Web page and app entries
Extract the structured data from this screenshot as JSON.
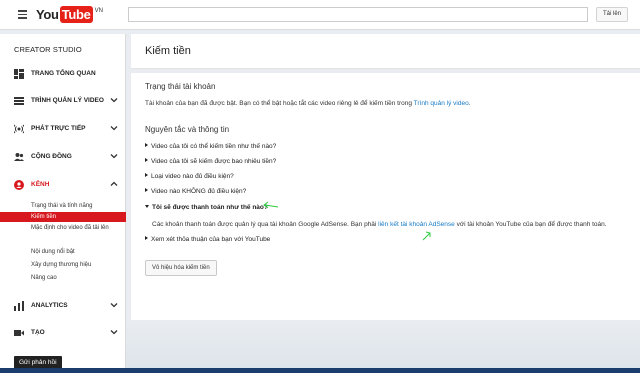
{
  "header": {
    "logo_you": "You",
    "logo_tube": "Tube",
    "logo_country": "VN",
    "search_placeholder": "",
    "upload_label": "Tải lên"
  },
  "sidebar": {
    "title": "CREATOR STUDIO",
    "items": [
      {
        "label": "TRANG TỔNG QUAN",
        "icon": "dashboard-icon",
        "chevron": false
      },
      {
        "label": "TRÌNH QUẢN LÝ VIDEO",
        "icon": "video-manager-icon",
        "chevron": true
      },
      {
        "label": "PHÁT TRỰC TIẾP",
        "icon": "live-icon",
        "chevron": true
      },
      {
        "label": "CỘNG ĐỒNG",
        "icon": "community-icon",
        "chevron": true
      },
      {
        "label": "KÊNH",
        "icon": "channel-icon",
        "chevron": true
      }
    ],
    "channel_subitems": [
      "Trạng thái và tính năng",
      "Kiếm tiền",
      "Mặc định cho video đã tải lên",
      "Nội dung nổi bật",
      "Xây dựng thương hiệu",
      "Nâng cao"
    ],
    "active_subitem": "Kiếm tiền",
    "bottom_items": [
      {
        "label": "ANALYTICS",
        "icon": "analytics-icon",
        "chevron": true
      },
      {
        "label": "TẠO",
        "icon": "create-icon",
        "chevron": true
      }
    ],
    "feedback_label": "Gửi phản hồi"
  },
  "main": {
    "title": "Kiếm tiền",
    "status_heading": "Trạng thái tài khoản",
    "status_text_pre": "Tài khoản của bạn đã được bật. Bạn có thể bật hoặc tắt các video riêng lẻ để kiếm tiền trong ",
    "status_link": "Trình quản lý video",
    "status_text_post": ".",
    "guidelines_heading": "Nguyên tắc và thông tin",
    "faq": [
      "Video của tôi có thể kiếm tiền như thế nào?",
      "Video của tôi sẽ kiếm được bao nhiêu tiền?",
      "Loại video nào đủ điều kiện?",
      "Video nào KHÔNG đủ điều kiện?",
      "Tôi sẽ được thanh toán như thế nào?"
    ],
    "payment_text_pre": "Các khoản thanh toán được quản lý qua tài khoản Google AdSense. Bạn phải ",
    "payment_link": "liên kết tài khoản AdSense",
    "payment_text_post": " với tài khoản YouTube của bạn để được thanh toán.",
    "terms_item": "Xem xét thỏa thuận của bạn với YouTube",
    "disable_button": "Vô hiệu hóa kiếm tiền"
  },
  "colors": {
    "accent": "#e62117",
    "link": "#167ac6",
    "active_bg": "#d7191f",
    "annotation": "#2ecc40"
  }
}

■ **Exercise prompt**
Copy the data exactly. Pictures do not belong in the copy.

■ **Written answer**
Extract the structured data from this screenshot as JSON.
{
  "header": {
    "logo_you": "You",
    "logo_tube": "Tube",
    "logo_country": "VN",
    "search_placeholder": "",
    "upload_label": "Tải lên"
  },
  "sidebar": {
    "title": "CREATOR STUDIO",
    "items": [
      {
        "label": "TRANG TỔNG QUAN",
        "icon": "dashboard-icon",
        "chevron": false
      },
      {
        "label": "TRÌNH QUẢN LÝ VIDEO",
        "icon": "video-manager-icon",
        "chevron": true
      },
      {
        "label": "PHÁT TRỰC TIẾP",
        "icon": "live-icon",
        "chevron": true
      },
      {
        "label": "CỘNG ĐỒNG",
        "icon": "community-icon",
        "chevron": true
      },
      {
        "label": "KÊNH",
        "icon": "channel-icon",
        "chevron": true
      }
    ],
    "channel_subitems": [
      "Trạng thái và tính năng",
      "Kiếm tiền",
      "Mặc định cho video đã tải lên",
      "Nội dung nổi bật",
      "Xây dựng thương hiệu",
      "Nâng cao"
    ],
    "active_subitem": "Kiếm tiền",
    "bottom_items": [
      {
        "label": "ANALYTICS",
        "icon": "analytics-icon",
        "chevron": true
      },
      {
        "label": "TẠO",
        "icon": "create-icon",
        "chevron": true
      }
    ],
    "feedback_label": "Gửi phản hồi"
  },
  "main": {
    "title": "Kiếm tiền",
    "status_heading": "Trạng thái tài khoản",
    "status_text_pre": "Tài khoản của bạn đã được bật. Bạn có thể bật hoặc tắt các video riêng lẻ để kiếm tiền trong ",
    "status_link": "Trình quản lý video",
    "status_text_post": ".",
    "guidelines_heading": "Nguyên tắc và thông tin",
    "faq": [
      "Video của tôi có thể kiếm tiền như thế nào?",
      "Video của tôi sẽ kiếm được bao nhiêu tiền?",
      "Loại video nào đủ điều kiện?",
      "Video nào KHÔNG đủ điều kiện?",
      "Tôi sẽ được thanh toán như thế nào?"
    ],
    "payment_text_pre": "Các khoản thanh toán được quản lý qua tài khoản Google AdSense. Bạn phải ",
    "payment_link": "liên kết tài khoản AdSense",
    "payment_text_post": " với tài khoản YouTube của bạn để được thanh toán.",
    "terms_item": "Xem xét thỏa thuận của bạn với YouTube",
    "disable_button": "Vô hiệu hóa kiếm tiền"
  },
  "colors": {
    "accent": "#e62117",
    "link": "#167ac6",
    "active_bg": "#d7191f",
    "annotation": "#2ecc40"
  }
}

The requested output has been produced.